Her biggest potential booster, former President Clinton, has a prominent role here instead. He will submit Obama's name for renomination and headline the Wednesday speaking program. He's spent much of the last four years making good on his wife's political debts, supporting those Democrats who backed her over Obama in the 2008 primaries.
Aides to Vice President Joe Biden are sure to say he hasn't ruled out a third bid for the presidency, while emphasizing that his sole priority at the moment is helping Obama win another term.
The 2016 conversation, such as it is already engaged, begins with Clinton and Biden, said Andy Stern, former head of the Service Employees International Union, a key Democratic cog.
"Their absence would make it a lot more attractive for other people," Stern said.
The Democratic bench may not be as apparent as the Republican wannabes on display at their convention in Tampa, Fla. Democrats reached to the ranks of mayors for a keynote speaker. Another prime slot was awarded to Elizabeth Warren, running for the Senate in Massachusetts. A victory would propel her into the 2016 ranks, much in the way it did Obama.
But it is O'Malley, more than most, who is keeping his options open.

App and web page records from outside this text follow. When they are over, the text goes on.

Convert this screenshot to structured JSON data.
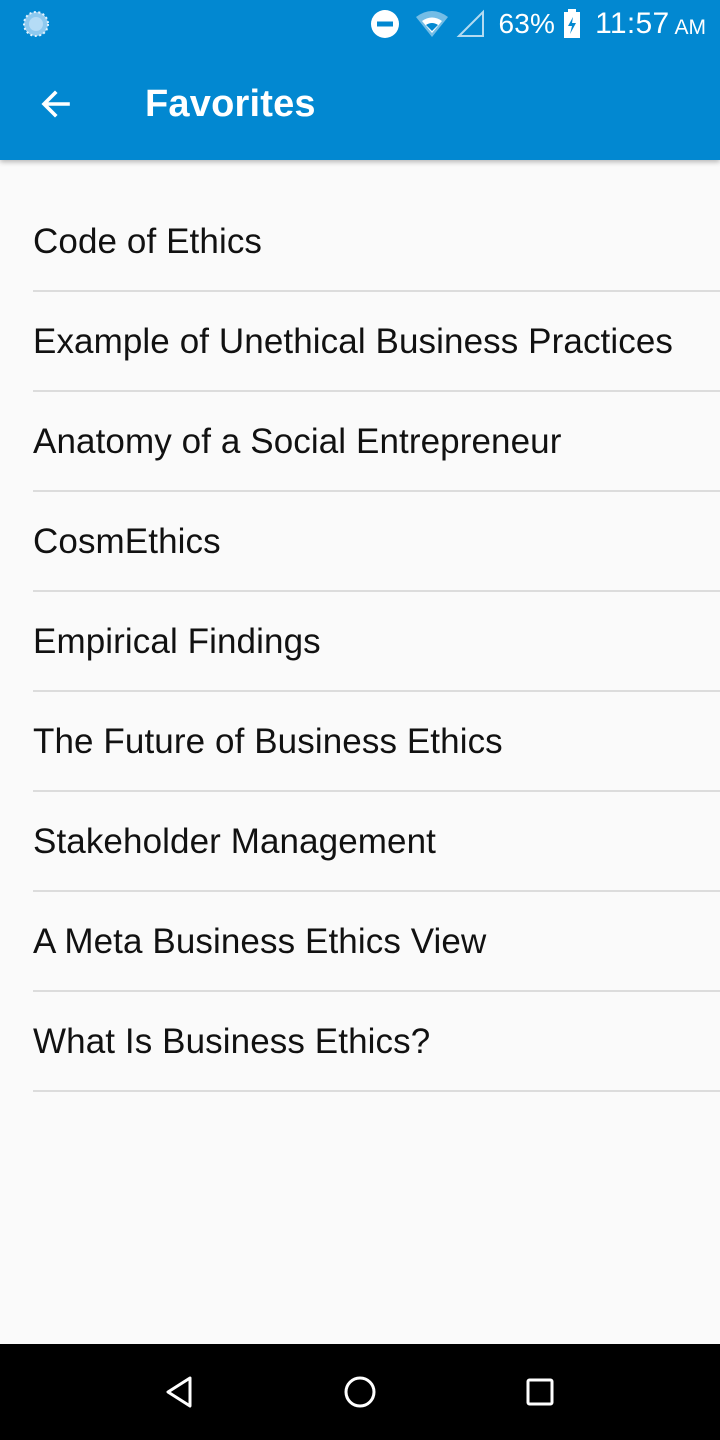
{
  "status_bar": {
    "battery_percent": "63%",
    "time": "11:57",
    "ampm": "AM",
    "icons": [
      "loading-icon",
      "do-not-disturb-icon",
      "wifi-icon",
      "signal-icon",
      "battery-charging-icon"
    ]
  },
  "toolbar": {
    "title": "Favorites",
    "back_icon": "arrow-left-icon"
  },
  "favorites": {
    "items": [
      {
        "label": "Code of Ethics"
      },
      {
        "label": "Example of Unethical Business Practices"
      },
      {
        "label": "Anatomy of a Social Entrepreneur"
      },
      {
        "label": "CosmEthics"
      },
      {
        "label": "Empirical Findings"
      },
      {
        "label": "The Future of Business Ethics"
      },
      {
        "label": "Stakeholder Management"
      },
      {
        "label": "A Meta Business Ethics View"
      },
      {
        "label": "What Is Business Ethics?"
      }
    ]
  },
  "nav_bar": {
    "icons": [
      "nav-back-icon",
      "nav-home-icon",
      "nav-recents-icon"
    ]
  },
  "colors": {
    "app_bar": "#0288d1",
    "background": "#fafafa",
    "divider": "#dcdcdc",
    "nav_bar": "#000000",
    "text": "#111111"
  }
}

Talk of a possible presidential run is "at once flattering, encouraging, annoying and not helpful," he said in an interview this year. After arriving in Charlotte, he told reporters who raised the subject that this week is "not a time to tell the Martin O'Malley story, this is the time to tell the Barack Obama story."
But this year the governor has emerged as one of the most prominent elected Democrats tasked with making the president's case in the press, breaking into the tight circle that the Obama campaign has come to trust to stay on message.
"Somebody introduced me the other day as a lead surrogate for President Obama. I suppose I am, by merit of being chairman of the DGA," O'Malley said in July. "I'm glad to be. I think that we as a party are finding a much clearer voice in this race and drawing a much clearer contrast than we were certainly a year or two ago."
His ubiquity has its risks. On one of two TV talk shows he did Sunday, O'Malley was tripped up by the standard question for an incumbent party: Are Americans better off now than they were four years ago?
"No, but that's not the question of this election," was his answer.
Republicans just heard "No," and included O'Malley in their press offensive on the subject. The Obama campaign, caught off guard, scrambled Monday and insisted that Americans were "absolutely" better off than in the months before Obama was elected, when the economy was going off a cliff.
Because he was elected only in 2010, Cuomo "is being very wise" to pursue a different, less public path than O'Malley, Stern said. Reviving his state's sluggish economy "will say more about his record than almost anything else he can do."